A challenge presented by Dada
By Maura Judkis
Friday, June 21, 2013
“It is a magnificent set.”
“It begs to be built.”
“The juxtaposition of abstract angles and movement will HONOR the play.”
Throughout “Caesar and Dada,” Allyson Currin’s world premiere with WSC Avant Bard, the characters of the play--within--the--play give a lot of thought and praise to the set for their production of “Julius Caesar.” So the stakes were especially high for the real--life set designer and assistant director, Steven Royal, to come up with a design worthy of the characters’ adoration.
“There’s so much talk about ‘I love this set, it’s a beautiful set, it’s a radical set’ . . . so in a way, yes, I did listen to that,” Royal says.
What he came up with would certainly have exceeded the avant--garde expectations of Currin’s characters, a troupe of actors in post--World War I Switzerland at the dawning of the Dada movement.
To express the characters’ embracing of anarchy and symbolism, as well as their gradual unmooring from reality, Royal has created a set featuring projections that allow the characters to talk to themselves via video--editing magic. He also utilizes a giant mirror that hangs above the set for the first act, then flips down to the floor for the second.
“The way it moves is sort of ---- I wouldn’t say Dada, but the set is monolithic,” Royal says.
In fact, he was careful to avoid overt references to the 1916--24 art movement, which embraced surrealism and silliness as a response to the horrors of war. Looking to the art of Marcel Duchamp, Max Ernst and Otto Dix, among others, would have been a “cop--out,” he says.
“We are creating our own Dada, in a way. That was the real challenge,” Royal says. “There’s so much visual reference in Dada art as far as style and line and color and content, and when you boil it down there’s really no one meaning at all, except for rebellion against something more formal.”
Rebellion isn’t just a subtext in Currin’s play. Her characters are a troupe of actors embracing the zeitgeist of Zurich in 1918 but growing increasingly frustrated as the new ideas and philosophies they bring to the rehearsal stage are rejected by their director, a realist. But when a pretty, young American actress joins the troupe, their dynamic begins to change for the better and worse.

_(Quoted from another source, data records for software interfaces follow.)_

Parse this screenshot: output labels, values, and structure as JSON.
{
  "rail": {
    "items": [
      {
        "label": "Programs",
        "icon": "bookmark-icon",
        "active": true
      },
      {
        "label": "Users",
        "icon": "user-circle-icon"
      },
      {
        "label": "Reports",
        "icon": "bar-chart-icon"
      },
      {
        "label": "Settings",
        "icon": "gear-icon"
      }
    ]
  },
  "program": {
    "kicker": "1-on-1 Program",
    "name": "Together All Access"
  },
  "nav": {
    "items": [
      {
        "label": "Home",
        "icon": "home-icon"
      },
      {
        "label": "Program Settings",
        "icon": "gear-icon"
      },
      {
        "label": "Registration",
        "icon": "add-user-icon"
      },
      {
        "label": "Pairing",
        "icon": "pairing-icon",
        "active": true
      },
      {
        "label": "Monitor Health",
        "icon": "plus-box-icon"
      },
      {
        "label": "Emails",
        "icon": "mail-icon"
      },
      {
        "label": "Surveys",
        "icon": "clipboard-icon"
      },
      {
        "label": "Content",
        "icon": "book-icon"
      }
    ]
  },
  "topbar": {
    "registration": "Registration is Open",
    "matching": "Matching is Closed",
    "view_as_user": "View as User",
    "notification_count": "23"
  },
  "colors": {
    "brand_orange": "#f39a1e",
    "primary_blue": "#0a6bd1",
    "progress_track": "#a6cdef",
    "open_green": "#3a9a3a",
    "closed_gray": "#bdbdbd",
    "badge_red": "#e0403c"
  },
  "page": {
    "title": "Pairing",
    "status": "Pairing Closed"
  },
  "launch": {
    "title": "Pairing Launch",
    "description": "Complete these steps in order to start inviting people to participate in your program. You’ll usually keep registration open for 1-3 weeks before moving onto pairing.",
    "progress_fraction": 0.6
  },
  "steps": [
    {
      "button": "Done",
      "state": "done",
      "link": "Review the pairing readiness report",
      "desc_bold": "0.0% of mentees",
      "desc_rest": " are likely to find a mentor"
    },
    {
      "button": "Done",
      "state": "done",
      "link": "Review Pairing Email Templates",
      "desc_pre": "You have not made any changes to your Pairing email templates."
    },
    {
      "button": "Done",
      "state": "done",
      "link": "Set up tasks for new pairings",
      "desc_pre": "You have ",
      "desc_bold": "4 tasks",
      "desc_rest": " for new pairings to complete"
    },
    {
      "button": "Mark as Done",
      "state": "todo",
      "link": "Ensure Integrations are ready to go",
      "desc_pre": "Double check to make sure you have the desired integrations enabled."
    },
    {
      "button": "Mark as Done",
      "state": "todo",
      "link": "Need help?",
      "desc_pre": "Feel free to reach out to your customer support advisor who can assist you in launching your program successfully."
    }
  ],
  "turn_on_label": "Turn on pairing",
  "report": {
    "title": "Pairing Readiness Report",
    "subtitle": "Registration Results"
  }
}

“I think Dada is playful and funny,” Currin says. “But it’s ultimately about darkness, and when you let the darkness in too much, to the degree that . . . the characters do, bad things can happen.”
Currin says the idea of the play came to her in a dream, and she utilizes dream sequences throughout to explain the characters’ fears. The anxious times they lived in provide a bridge for Dada’s relevance in our contemporary society, she says.
“The reason Dada makes sense to me [is] I look at the culture I live in, and I see all of these pulls in a variety of directions,” she says. “Even when you look at media, we could spend all day on Twitter, Facebook, Vine and that stuff, rather than focus on our lives. Dada was a response to when people felt pulled in all different directions.”
That struggle is represented in the artistic process as well ---- but more for Currin’s characters than for WSC Avant Bard’s creative team.
“They express a lot of things that artists express ---- anyone that has the same feelings of wanting to do something more,” Royal says. “Some people are lucky, brave and stupid enough to actually go for that.”